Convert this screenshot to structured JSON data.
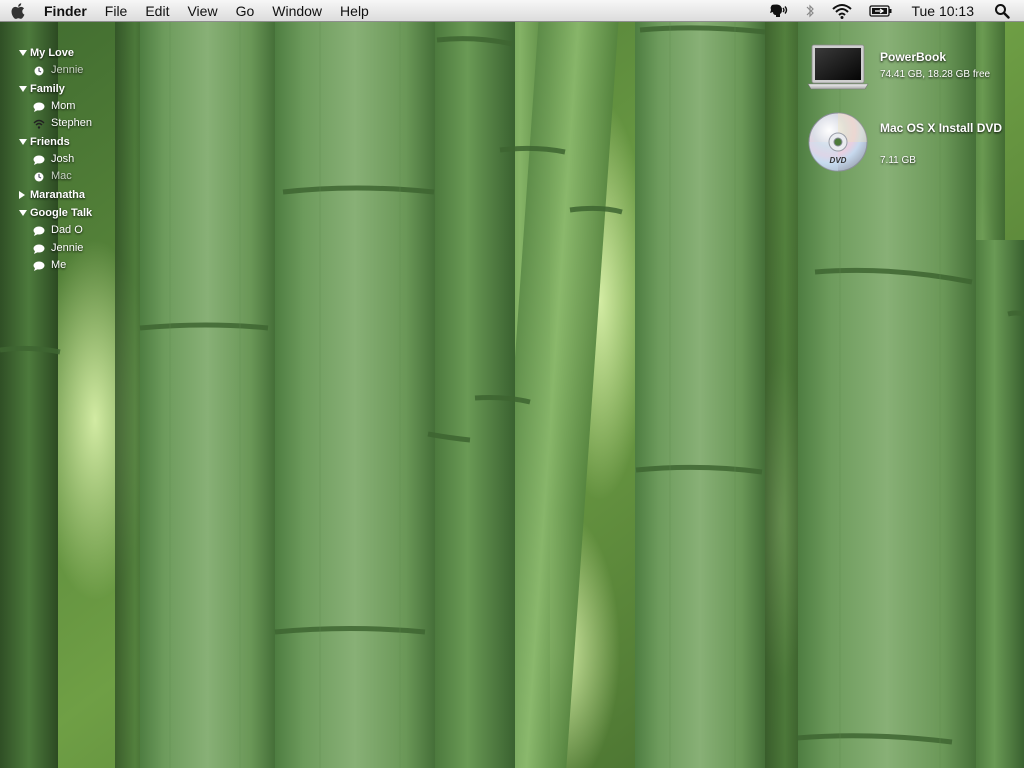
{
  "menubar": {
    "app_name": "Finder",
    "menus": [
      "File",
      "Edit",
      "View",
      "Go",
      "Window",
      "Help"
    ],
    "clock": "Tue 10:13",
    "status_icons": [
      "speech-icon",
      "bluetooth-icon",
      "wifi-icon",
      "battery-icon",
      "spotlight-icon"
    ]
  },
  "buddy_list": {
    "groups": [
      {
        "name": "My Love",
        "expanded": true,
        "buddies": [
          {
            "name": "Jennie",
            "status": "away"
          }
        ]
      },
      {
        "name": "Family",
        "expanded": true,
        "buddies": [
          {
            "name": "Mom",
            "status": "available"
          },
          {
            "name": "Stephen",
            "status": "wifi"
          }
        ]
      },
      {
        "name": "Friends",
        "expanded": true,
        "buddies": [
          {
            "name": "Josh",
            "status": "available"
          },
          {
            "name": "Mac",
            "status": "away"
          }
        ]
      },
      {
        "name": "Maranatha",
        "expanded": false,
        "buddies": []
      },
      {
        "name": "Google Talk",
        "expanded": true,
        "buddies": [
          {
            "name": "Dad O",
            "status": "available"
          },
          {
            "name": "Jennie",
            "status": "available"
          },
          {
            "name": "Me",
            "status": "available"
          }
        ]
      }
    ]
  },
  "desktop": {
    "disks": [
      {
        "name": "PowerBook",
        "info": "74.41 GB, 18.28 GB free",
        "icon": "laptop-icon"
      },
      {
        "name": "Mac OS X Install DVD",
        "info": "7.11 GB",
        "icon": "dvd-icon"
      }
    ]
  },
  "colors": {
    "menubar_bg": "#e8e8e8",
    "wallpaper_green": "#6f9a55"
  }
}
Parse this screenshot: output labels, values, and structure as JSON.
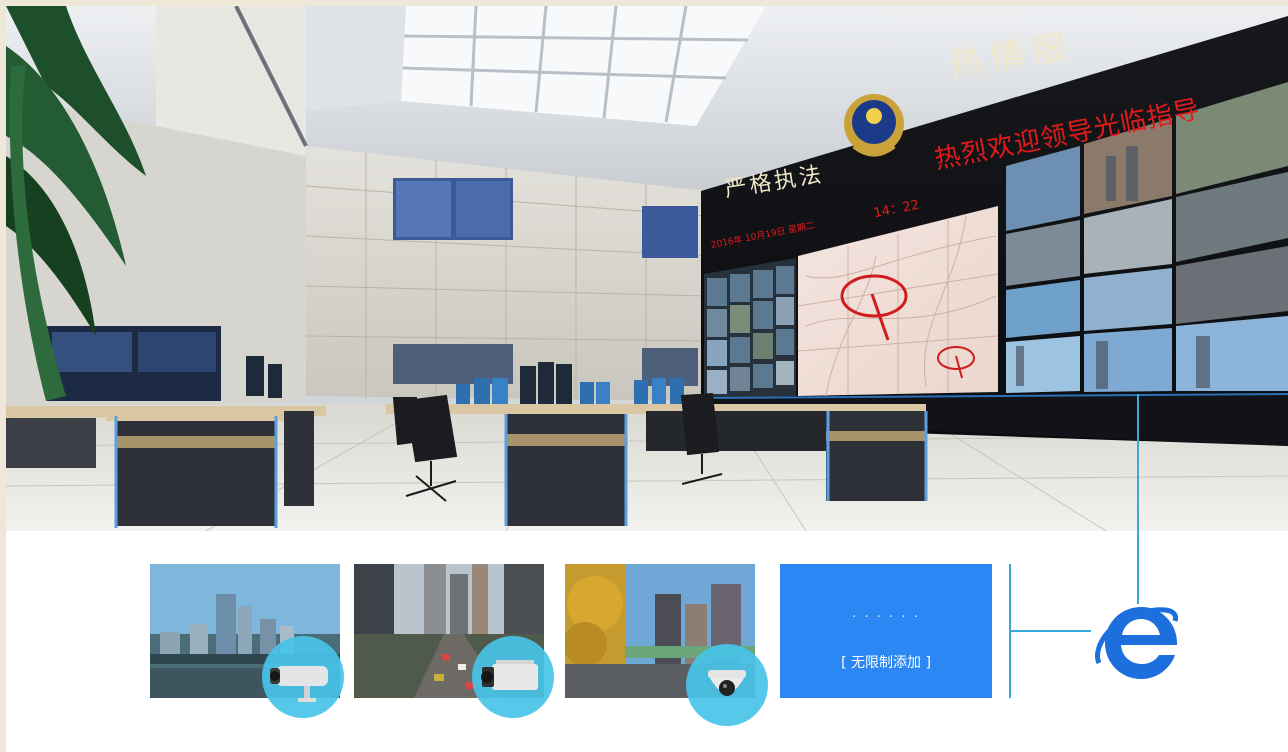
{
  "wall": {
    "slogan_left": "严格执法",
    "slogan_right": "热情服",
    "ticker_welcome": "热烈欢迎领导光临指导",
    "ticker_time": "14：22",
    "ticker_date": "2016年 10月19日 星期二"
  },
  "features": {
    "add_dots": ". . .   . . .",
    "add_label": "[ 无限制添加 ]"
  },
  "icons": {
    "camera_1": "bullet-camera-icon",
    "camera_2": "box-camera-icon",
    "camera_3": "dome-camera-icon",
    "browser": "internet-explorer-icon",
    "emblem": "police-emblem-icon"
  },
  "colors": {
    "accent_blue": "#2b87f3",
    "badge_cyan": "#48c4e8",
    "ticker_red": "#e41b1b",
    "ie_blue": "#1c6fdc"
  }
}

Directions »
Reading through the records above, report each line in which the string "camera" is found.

Problem solution »
    "camera_1": "bullet-camera-icon",
    "camera_2": "box-camera-icon",
    "camera_3": "dome-camera-icon",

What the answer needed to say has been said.